    My son Jon is tasting room manager at One-Woman Winery in Southold. Claudia (Purita, the owner) has just introduced a Cabernet franc, which I think is quite good and to be very good over time. One Woman was recognized at the 8th Annual New York International Wine Competition (2018) in three categories: gold (Bordeaux Style Blend), silver (Rosé Dry 2017), and (Individual Awards-U.S,A.) Long Island Winery of the Year. For New Yorkers, these wines are available at Taste NY Grand Central and at the winery in Southold, which only accepts small groups (6 or fewer) and is set in a charming bucolic setting. One caveat: the North Fork is besieged with traffic in the fall!

    Thanks for the education you provide through this blog. Rarely, is someone lucky enough to have you as mentor, in two different disciplines!

    Phil

    • Tom Maresca Says:

      Thanks, Phil, both for the compliments and for the information: I will definitely look into One-Woman Winery.

  2. dgourmac Says:

    I wholeheartedly agree. Have had very good Cab Francs from the North Fork.

  3. kimginsber@aol.com Says:

    Tom and Diane, Thank you for doing and sharing this tasting. I have asked, for decades, don’t the Long Island Wineries LOOK at the land they have ??? I especially enjoy the recipes with pictures and descriptions of the process, not just a list of ingredients and directives. I look forward to making it myself ! Kim Ginsberg SPIRIT ADVISOR

    • Tom Maresca Says:

      Thanks for the comments, Kim. It would be exciting if LI growers — or California growers, for that matter — could break out of the Bordeaux uniform.

Leave a Reply

Fill in your details below or click an icon to log in:

WordPress.com Logo

You are commenting using your WordPress.com account. Log Out /  Change )

Google+ photo

You are commenting using your Google+ account. Log Out /  Change )

Twitter picture

You are commenting using your Twitter account. Log Out /  Change )

Facebook photo

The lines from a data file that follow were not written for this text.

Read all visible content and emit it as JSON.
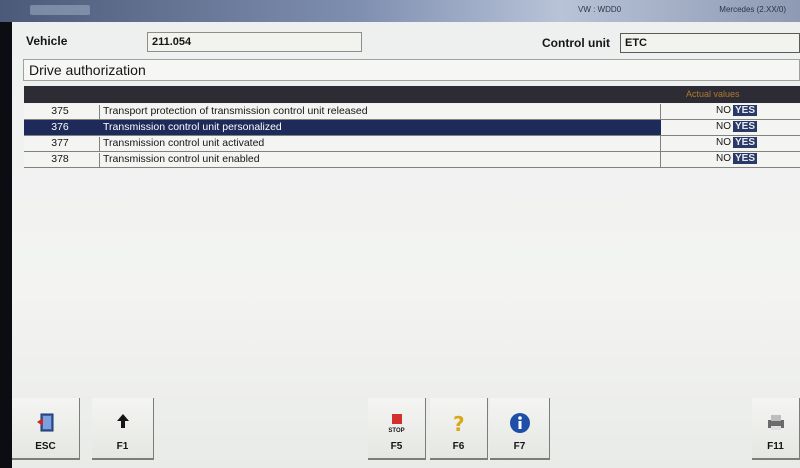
{
  "window": {
    "title_right": "VW : WDD0",
    "title_far": "Mercedes (2.XX/0)"
  },
  "header": {
    "vehicle_label": "Vehicle",
    "vehicle_value": "211.054",
    "control_unit_label": "Control unit",
    "control_unit_value": "ETC"
  },
  "section": {
    "title": "Drive authorization"
  },
  "table": {
    "value_header": "Actual values",
    "rows": [
      {
        "num": "375",
        "desc": "Transport protection of transmission control unit released",
        "no": "NO",
        "yes": "YES",
        "selected": false
      },
      {
        "num": "376",
        "desc": "Transmission control unit personalized",
        "no": "NO",
        "yes": "YES",
        "selected": true
      },
      {
        "num": "377",
        "desc": "Transmission control unit activated",
        "no": "NO",
        "yes": "YES",
        "selected": false
      },
      {
        "num": "378",
        "desc": "Transmission control unit enabled",
        "no": "NO",
        "yes": "YES",
        "selected": false
      }
    ]
  },
  "fkeys": {
    "esc": "ESC",
    "f1": "F1",
    "f5": "F5",
    "f5_stop": "STOP",
    "f6": "F6",
    "f7": "F7",
    "f11": "F11"
  },
  "colors": {
    "selected_row": "#1d2a5a",
    "table_header": "#2d2c34",
    "yes_highlight": "#2a3a66"
  }
}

You are commenting using your Facebook account. Log Out /  Change )

Connecting to %s

This site uses Akismet to reduce spam. Learn how your comment data is processed.